Tahu leads Yowies to emotional win
Thursday 4 October 2012 12:56 PM
Newcastle Knights centre Timana Tahu coached and captained the Newcastle Yowies to a 26-20 win over defending champions the Mindaribba Warriors in the NSW Aboriginal Rugby League Knockout at Raymond Terrace last weekend.
Still on a high after Monday’s result Tahu told newcastleknights.com.au that winning the Knockout in a team full of his family and friends, sat alongside winning the 2001 premiership with the Knights.
“I started playing with the Yowies when I was 16 and we got in to the Grand final then but lost,” Tahu said.
“I have waited 15 years for this opportunity to come around again.
“I have played for my country in both codes, and NSW and won a Grand Final with Newcastle but this was one box I had not ticked.”

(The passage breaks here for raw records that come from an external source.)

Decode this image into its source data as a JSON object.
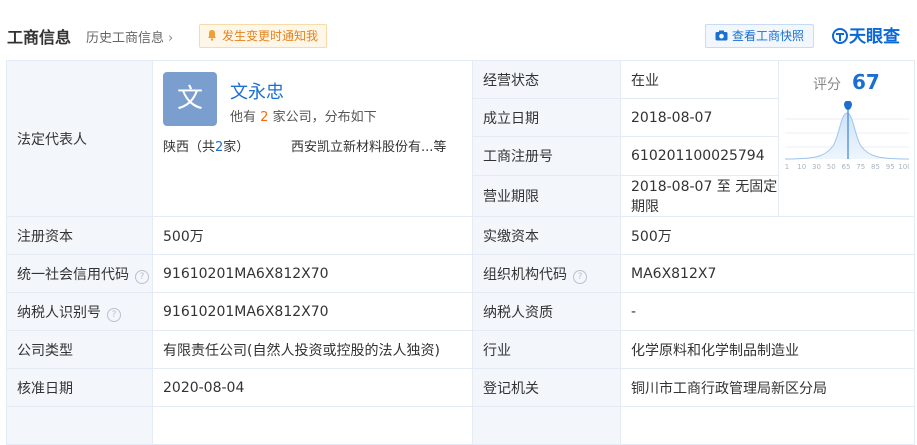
{
  "header": {
    "title": "工商信息",
    "history_link": "历史工商信息",
    "notice_label": "发生变更时通知我",
    "snapshot_label": "查看工商快照",
    "logo_text": "天眼查",
    "accent_color": "#1a6fd0"
  },
  "legal_rep": {
    "label": "法定代表人",
    "avatar_char": "文",
    "name": "文永忠",
    "desc_prefix": "他有",
    "count": "2",
    "desc_suffix": "家公司，分布如下",
    "region": "陕西（共",
    "region_count": "2",
    "region_suffix": "家）",
    "company": "西安凯立新材料股份有...等"
  },
  "status": {
    "label": "经营状态",
    "value": "在业"
  },
  "founded": {
    "label": "成立日期",
    "value": "2018-08-07"
  },
  "reg_no": {
    "label": "工商注册号",
    "value": "610201100025794"
  },
  "term": {
    "label": "营业期限",
    "value": "2018-08-07  至  无固定期限"
  },
  "score": {
    "label": "评分",
    "value": "67",
    "ticks": [
      "1",
      "10",
      "30",
      "50",
      "65",
      "75",
      "85",
      "95",
      "100"
    ]
  },
  "rows": [
    {
      "l1": "注册资本",
      "v1": "500万",
      "l2": "实缴资本",
      "v2": "500万"
    },
    {
      "l1": "统一社会信用代码",
      "v1": "91610201MA6X812X70",
      "l2": "组织机构代码",
      "v2": "MA6X812X7"
    },
    {
      "l1": "纳税人识别号",
      "v1": "91610201MA6X812X70",
      "l2": "纳税人资质",
      "v2": "-"
    },
    {
      "l1": "公司类型",
      "v1": "有限责任公司(自然人投资或控股的法人独资)",
      "l2": "行业",
      "v2": "化学原料和化学制品制造业"
    },
    {
      "l1": "核准日期",
      "v1": "2020-08-04",
      "l2": "登记机关",
      "v2": "铜川市工商行政管理局新区分局"
    }
  ]
}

Tahu says that it was an incredible feeling to go out there and play in front of his family and friends.
“You have your grandparents and parents on the sidelines and kids cheering you on,” he explained.
“It was a bit emotional, a lot of people were crying.
“I told my teammates to enjoy their football and the moment because they don’t come around very often.”
Adding to the emotion on the day was having his late father’s name on the sleeve of the team’s jersey.
“There were a lot of old players there supporting us,” he said.
“Brett Grogan who used to play for the Knights and the Yowies was there and his old man and my old man were on the sleeves.
“They both passed away a while ago so it meant a lot.
“He gave us an emotional speech before we ran out.
"There were a few fellows who had passed away so we were playing for them as well.
“A lot of the boys got a buzz out of that.”
The win gives the Yowies the right to host the Knockout competition next year and Tahu says he hopes the people of Newcastle will come out and support this fantastic event.
“It is a great three days, you get to watch a lot of footy,” the 32-year-old said.
“There are four or five teams from Newcastle in the competition and we try and pride ourselves in keeping a lot of locals in our side.
“It is probably the biggest Indigenous gathering in the world and it is good to be a part of it.”